Much will depend on how bond investors respond; will they punish governments for their higher debt burdens as the ‘bond vigilantes’ did in the 1990s? Or will they give in to the view of the ‘modern monetary theorists’ that debt doesn’t matter?
The textbook answer is that higher debt burdens lead to higher yields and a steepening of government bond curves as investors demand a greater risk premium – either because of higher expected inflation or because of fears of future insolvency. But the evidence from a decade of quantitative easing is that investors do not seem to care about how – or whether – debt burdens will ever be paid back.
In any case, the attractiveness of bonds as a hedging asset is uncertain; looking at Figure 6, the carry available on bonds has diminished significantly over the last ten years. Although the last 30 years have posed many challenges for investors, we perhaps under-appreciated how much we benefited from bonds as a positive carry hedge. Sometimes you don’t know what you’ve got ’til its gone.
Casting your net more widely
We’ve always argued that asset owners should ‘cast their net’ more widely.
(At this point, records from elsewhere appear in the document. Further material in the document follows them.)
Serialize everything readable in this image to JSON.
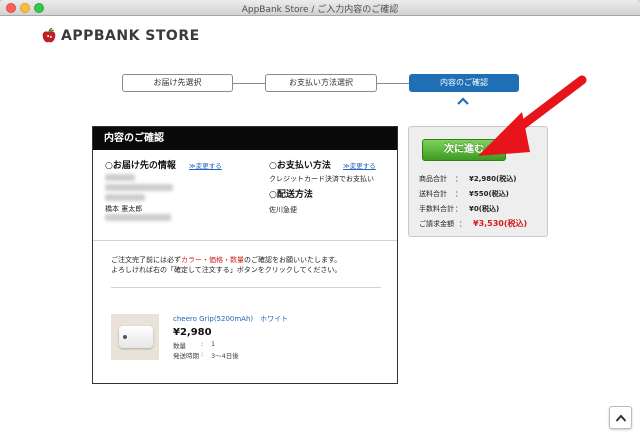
{
  "window": {
    "title": "AppBank Store / ご入力内容のご確認"
  },
  "logo": {
    "text": "APPBANK STORE",
    "icon": "apple-logo-icon"
  },
  "steps": [
    {
      "label": "お届け先選択",
      "active": false
    },
    {
      "label": "お支払い方法選択",
      "active": false
    },
    {
      "label": "内容のご確認",
      "active": true
    }
  ],
  "panel": {
    "title": "内容のご確認",
    "shipping": {
      "heading": "○お届け先の情報",
      "change": "≫変更する",
      "name": "橋本 憲太郎"
    },
    "payment": {
      "heading": "○お支払い方法",
      "change": "≫変更する",
      "method": "クレジットカード決済でお支払い"
    },
    "delivery": {
      "heading": "○配送方法",
      "carrier": "佐川急便"
    },
    "notice": {
      "line1_pre": "ご注文完了前には必ず",
      "line1_highlight": "カラー・価格・数量",
      "line1_post": "のご確認をお願いいたします。",
      "line2": "よろしければ右の「確定して注文する」ボタンをクリックしてください。"
    },
    "product": {
      "name": "cheero Grip(5200mAh)　ホワイト",
      "price": "¥2,980",
      "qty_label": "数量",
      "qty_sep": ":",
      "qty_value": "1",
      "ship_label": "発送時期",
      "ship_sep": ":",
      "ship_value": "3〜4日後"
    }
  },
  "summary": {
    "next_button": "次に進む",
    "rows": [
      {
        "label": "商品合計",
        "sep": "：",
        "value": "¥2,980(税込)"
      },
      {
        "label": "送料合計",
        "sep": "：",
        "value": "¥550(税込)"
      },
      {
        "label": "手数料合計",
        "sep": "：",
        "value": "¥0(税込)"
      },
      {
        "label": "ご請求金額",
        "sep": "：",
        "value": "¥3,530(税込)"
      }
    ]
  },
  "colors": {
    "accent": "#1e6fb5",
    "next_button": "#4fae2f",
    "highlight": "#d11f1f",
    "arrow": "#e8141b"
  },
  "scroll_top": {
    "icon": "chevron-up-icon",
    "glyph": "^"
  }
}
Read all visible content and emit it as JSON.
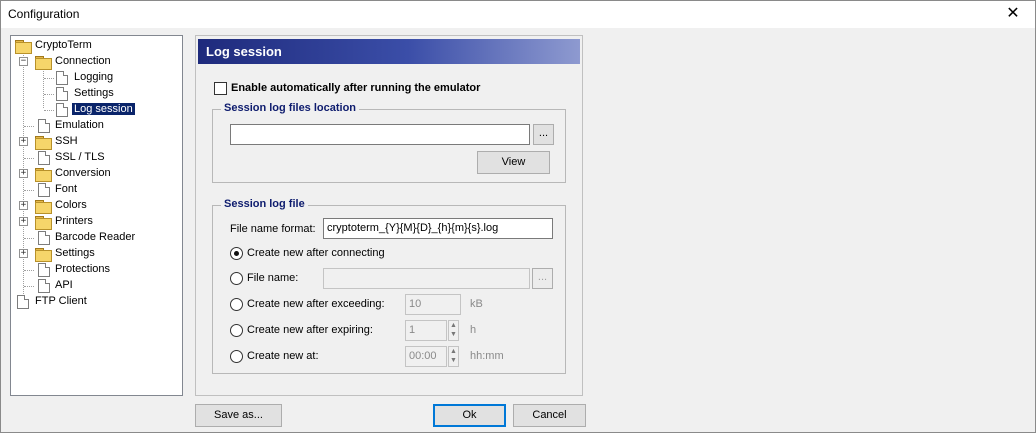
{
  "window": {
    "title": "Configuration",
    "close_glyph": "✕"
  },
  "tree": {
    "items": [
      {
        "label": "CryptoTerm"
      },
      {
        "label": "Connection"
      },
      {
        "label": "Logging"
      },
      {
        "label": "Settings"
      },
      {
        "label": "Log session"
      },
      {
        "label": "Emulation"
      },
      {
        "label": "SSH"
      },
      {
        "label": "SSL / TLS"
      },
      {
        "label": "Conversion"
      },
      {
        "label": "Font"
      },
      {
        "label": "Colors"
      },
      {
        "label": "Printers"
      },
      {
        "label": "Barcode Reader"
      },
      {
        "label": "Settings"
      },
      {
        "label": "Protections"
      },
      {
        "label": "API"
      },
      {
        "label": "FTP Client"
      }
    ],
    "selected": "Log session"
  },
  "panel": {
    "header": "Log session",
    "enable_auto_label": "Enable automatically after running the emulator",
    "location": {
      "legend": "Session log files location",
      "path_value": "",
      "browse_label": "...",
      "view_label": "View"
    },
    "log_file": {
      "legend": "Session log file",
      "format_label": "File name format:",
      "format_value": "cryptoterm_{Y}{M}{D}_{h}{m}{s}.log",
      "options": [
        {
          "label": "Create new after connecting",
          "selected": true
        },
        {
          "label": "File name:",
          "selected": false
        },
        {
          "label": "Create new after exceeding:",
          "selected": false
        },
        {
          "label": "Create new after expiring:",
          "selected": false
        },
        {
          "label": "Create new at:",
          "selected": false
        }
      ],
      "file_name_value": "",
      "file_browse_label": "...",
      "exceeding_value": "10",
      "exceeding_unit": "kB",
      "expiring_value": "1",
      "expiring_unit": "h",
      "at_value": "00:00",
      "at_unit": "hh:mm"
    }
  },
  "footer": {
    "save_as_label": "Save as...",
    "ok_label": "Ok",
    "cancel_label": "Cancel"
  }
}
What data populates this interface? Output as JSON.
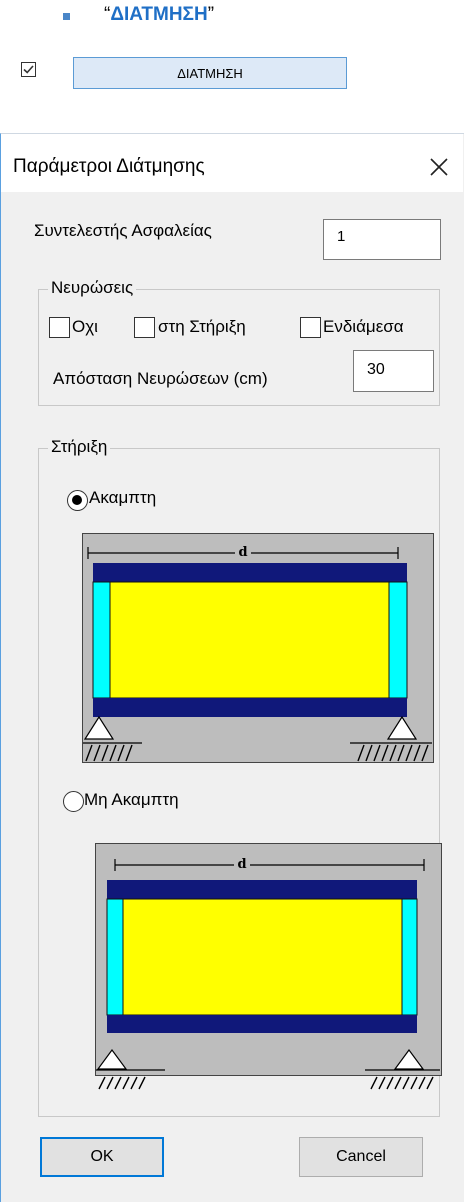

Splitting the last 15 years into stages of the economic cycle, we can see that the flexibility to use different asset classes in different cyclical environments can be valuable. (Cycle stages based on our economists’ model of the US output gap -a measure of the economy’s actual output vs. its capacity for output).
Figure 7 shows that the best and worst performing asset classes are different in each stage, and the difference between the best and worst returns can be stark. Being able to adjust the asset allocation and use different asset classes to better achieve an outcome an institution needs is critical.
For us, diversification and dynamic asset allocation are intrinsically linked. Asset classes compete with each other for a place in the portfolio, not just on their individual properties, but on their role in a portfolio context – that is, on their ability to improve the return/risk trade-off in the portfolio.
The continuous competition between asset classes for a place in the portfolio is precisely what dynamic asset allocation means. Casting our net more widely, then, means discouraging static asset allocation and encouraging a continuous assessment of a broader range of asset classes for inclusion in the portfolio based on asset class valuations and the economic cycle.